In the data below, find every line with the word "接收队列长度" and copy it out.

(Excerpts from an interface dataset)
○ ○ ○ ○

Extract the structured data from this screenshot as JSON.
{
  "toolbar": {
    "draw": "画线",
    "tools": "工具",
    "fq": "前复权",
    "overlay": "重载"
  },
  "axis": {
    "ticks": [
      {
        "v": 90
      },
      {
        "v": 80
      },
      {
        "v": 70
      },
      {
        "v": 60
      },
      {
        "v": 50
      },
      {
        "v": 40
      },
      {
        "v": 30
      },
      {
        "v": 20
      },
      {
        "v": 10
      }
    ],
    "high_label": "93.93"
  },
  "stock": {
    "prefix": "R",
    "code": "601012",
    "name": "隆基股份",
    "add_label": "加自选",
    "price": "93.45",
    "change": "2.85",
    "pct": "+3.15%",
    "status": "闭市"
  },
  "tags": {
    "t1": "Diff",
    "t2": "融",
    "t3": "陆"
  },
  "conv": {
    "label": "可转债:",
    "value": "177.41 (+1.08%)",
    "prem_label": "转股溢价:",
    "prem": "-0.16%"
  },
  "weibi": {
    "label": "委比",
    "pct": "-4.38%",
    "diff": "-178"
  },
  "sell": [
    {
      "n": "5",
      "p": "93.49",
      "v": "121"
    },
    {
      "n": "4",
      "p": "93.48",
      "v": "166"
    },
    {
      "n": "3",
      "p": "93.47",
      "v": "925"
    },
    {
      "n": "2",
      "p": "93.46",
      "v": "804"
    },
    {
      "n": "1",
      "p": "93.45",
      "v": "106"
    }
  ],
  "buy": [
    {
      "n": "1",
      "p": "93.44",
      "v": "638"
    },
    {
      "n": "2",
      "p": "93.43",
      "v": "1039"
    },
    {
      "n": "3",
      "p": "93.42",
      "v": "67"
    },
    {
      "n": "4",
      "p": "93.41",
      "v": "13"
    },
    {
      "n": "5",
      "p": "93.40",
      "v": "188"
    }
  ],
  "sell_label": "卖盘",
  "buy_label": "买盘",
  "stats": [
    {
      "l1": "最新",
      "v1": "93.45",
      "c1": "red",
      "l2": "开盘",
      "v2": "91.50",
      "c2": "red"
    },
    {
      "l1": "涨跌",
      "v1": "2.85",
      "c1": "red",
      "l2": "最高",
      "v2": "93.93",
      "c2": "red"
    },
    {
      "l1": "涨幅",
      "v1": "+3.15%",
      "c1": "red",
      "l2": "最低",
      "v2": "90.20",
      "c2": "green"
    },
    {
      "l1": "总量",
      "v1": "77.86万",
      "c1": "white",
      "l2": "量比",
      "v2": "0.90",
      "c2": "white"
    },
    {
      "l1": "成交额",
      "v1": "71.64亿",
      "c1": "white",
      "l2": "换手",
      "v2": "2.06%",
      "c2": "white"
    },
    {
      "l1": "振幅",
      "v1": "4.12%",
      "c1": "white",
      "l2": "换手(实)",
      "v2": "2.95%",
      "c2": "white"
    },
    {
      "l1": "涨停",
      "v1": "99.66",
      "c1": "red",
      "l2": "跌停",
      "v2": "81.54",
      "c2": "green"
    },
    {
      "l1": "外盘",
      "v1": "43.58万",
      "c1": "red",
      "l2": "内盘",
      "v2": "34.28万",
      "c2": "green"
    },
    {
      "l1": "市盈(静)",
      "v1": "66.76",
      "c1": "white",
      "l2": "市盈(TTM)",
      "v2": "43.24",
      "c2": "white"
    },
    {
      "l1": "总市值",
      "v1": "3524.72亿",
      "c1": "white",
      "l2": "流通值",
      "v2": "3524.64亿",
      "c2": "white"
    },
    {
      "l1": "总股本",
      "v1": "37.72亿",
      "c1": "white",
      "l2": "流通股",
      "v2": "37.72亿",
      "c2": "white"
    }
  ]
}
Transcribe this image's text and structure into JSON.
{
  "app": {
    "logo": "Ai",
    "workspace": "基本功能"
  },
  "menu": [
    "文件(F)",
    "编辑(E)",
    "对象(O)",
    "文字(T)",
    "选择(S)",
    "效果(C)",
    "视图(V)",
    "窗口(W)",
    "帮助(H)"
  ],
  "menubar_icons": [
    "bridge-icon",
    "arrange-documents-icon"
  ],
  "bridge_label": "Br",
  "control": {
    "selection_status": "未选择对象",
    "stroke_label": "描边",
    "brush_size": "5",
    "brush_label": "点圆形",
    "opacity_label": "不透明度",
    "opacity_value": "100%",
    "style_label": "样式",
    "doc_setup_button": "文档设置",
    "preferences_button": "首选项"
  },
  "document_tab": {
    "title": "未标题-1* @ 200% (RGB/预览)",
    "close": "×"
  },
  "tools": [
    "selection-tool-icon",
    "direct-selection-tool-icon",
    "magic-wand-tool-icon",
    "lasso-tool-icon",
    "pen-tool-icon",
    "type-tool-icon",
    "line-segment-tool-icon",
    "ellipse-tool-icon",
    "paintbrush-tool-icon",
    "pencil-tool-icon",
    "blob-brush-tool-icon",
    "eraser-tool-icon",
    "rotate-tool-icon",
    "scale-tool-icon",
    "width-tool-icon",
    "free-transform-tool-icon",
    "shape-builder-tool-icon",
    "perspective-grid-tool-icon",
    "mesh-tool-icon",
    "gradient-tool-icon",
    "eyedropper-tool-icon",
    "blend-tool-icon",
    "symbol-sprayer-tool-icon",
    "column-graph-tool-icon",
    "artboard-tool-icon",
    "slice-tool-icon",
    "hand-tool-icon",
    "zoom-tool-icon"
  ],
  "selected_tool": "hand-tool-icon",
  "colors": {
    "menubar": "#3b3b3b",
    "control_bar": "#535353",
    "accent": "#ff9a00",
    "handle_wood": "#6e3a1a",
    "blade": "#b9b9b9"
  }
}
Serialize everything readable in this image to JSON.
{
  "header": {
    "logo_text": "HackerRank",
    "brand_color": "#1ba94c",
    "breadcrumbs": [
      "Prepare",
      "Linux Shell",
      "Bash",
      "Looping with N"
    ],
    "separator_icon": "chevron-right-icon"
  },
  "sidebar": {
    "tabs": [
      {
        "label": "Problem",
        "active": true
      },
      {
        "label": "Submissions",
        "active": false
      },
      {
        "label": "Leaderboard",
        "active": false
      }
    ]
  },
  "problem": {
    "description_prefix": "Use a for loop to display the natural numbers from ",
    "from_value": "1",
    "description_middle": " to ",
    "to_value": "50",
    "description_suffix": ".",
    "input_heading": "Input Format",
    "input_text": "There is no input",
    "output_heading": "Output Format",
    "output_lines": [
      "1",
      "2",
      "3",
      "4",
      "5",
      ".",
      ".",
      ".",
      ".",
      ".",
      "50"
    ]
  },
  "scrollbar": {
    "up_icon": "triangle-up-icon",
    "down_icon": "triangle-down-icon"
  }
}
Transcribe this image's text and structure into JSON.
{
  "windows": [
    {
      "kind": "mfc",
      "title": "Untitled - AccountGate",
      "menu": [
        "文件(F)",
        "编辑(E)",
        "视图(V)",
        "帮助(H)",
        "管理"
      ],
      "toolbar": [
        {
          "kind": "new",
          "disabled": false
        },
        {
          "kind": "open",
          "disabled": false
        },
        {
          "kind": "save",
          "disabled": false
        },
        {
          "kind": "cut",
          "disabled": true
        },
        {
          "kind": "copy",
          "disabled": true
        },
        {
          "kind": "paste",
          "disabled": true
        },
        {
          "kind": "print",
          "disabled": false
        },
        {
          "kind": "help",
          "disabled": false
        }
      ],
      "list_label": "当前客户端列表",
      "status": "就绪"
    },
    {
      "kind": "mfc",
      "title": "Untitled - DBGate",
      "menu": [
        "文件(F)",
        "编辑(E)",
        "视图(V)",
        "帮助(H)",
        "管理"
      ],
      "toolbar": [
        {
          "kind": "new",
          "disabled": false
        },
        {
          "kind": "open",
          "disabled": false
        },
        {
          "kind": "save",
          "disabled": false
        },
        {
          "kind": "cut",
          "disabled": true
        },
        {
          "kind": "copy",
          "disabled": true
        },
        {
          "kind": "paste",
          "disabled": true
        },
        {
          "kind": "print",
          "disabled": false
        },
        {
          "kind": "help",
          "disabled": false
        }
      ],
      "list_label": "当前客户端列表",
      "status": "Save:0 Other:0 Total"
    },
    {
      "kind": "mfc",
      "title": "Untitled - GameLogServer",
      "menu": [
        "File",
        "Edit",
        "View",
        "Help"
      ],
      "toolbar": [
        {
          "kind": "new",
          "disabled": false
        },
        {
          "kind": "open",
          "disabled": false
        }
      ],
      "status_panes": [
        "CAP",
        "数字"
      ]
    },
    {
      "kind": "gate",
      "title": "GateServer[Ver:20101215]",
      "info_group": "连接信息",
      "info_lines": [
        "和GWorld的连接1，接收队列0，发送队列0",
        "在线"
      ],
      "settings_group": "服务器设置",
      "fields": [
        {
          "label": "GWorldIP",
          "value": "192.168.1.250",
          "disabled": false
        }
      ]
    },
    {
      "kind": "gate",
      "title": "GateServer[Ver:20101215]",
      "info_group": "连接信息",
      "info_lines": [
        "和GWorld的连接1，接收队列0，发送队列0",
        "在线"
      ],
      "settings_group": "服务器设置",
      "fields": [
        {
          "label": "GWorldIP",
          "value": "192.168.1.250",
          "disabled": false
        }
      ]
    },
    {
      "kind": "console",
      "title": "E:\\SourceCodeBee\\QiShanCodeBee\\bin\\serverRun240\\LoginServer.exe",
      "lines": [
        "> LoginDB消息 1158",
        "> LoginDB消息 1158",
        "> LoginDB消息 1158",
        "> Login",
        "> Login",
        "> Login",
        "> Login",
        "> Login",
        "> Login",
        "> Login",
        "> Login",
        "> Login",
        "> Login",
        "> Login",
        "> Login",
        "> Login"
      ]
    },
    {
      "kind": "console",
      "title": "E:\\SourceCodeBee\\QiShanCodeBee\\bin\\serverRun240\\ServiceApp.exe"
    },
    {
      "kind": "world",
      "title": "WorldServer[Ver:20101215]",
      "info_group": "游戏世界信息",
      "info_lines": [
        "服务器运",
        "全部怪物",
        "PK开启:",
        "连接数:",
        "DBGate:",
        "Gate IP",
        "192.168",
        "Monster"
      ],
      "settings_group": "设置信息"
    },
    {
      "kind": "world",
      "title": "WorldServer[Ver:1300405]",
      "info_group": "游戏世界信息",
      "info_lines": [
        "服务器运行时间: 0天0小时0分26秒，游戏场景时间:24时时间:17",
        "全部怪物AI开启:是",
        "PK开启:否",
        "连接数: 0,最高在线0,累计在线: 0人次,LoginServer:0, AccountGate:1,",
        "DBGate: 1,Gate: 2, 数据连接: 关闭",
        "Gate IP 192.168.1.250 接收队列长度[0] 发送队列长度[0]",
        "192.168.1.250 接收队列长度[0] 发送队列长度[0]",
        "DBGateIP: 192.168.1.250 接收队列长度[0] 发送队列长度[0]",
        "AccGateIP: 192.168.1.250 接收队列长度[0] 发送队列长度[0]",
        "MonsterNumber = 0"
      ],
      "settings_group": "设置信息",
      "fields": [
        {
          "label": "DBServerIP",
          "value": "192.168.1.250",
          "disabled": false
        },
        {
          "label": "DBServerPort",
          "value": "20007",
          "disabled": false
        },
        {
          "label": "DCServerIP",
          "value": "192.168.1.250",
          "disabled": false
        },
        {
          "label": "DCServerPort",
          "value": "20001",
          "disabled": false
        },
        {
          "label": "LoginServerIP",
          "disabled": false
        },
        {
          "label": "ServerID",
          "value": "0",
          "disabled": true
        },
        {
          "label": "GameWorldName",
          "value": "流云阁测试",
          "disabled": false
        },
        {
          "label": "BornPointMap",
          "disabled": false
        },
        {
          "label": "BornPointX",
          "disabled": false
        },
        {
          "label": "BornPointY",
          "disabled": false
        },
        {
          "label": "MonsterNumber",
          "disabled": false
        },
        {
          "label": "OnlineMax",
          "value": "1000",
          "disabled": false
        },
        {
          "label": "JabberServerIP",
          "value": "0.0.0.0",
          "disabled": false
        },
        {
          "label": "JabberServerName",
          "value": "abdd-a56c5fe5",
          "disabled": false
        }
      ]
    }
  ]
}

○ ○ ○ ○

■ **EXERCISE RESULT**:
        "Gate IP 192.168.1.250 接收队列长度[0] 发送队列长度[0]",
        "192.168.1.250 接收队列长度[0] 发送队列长度[0]",
        "DBGateIP: 192.168.1.250 接收队列长度[0] 发送队列长度[0]",
        "AccGateIP: 192.168.1.250 接收队列长度[0] 发送队列长度[0]",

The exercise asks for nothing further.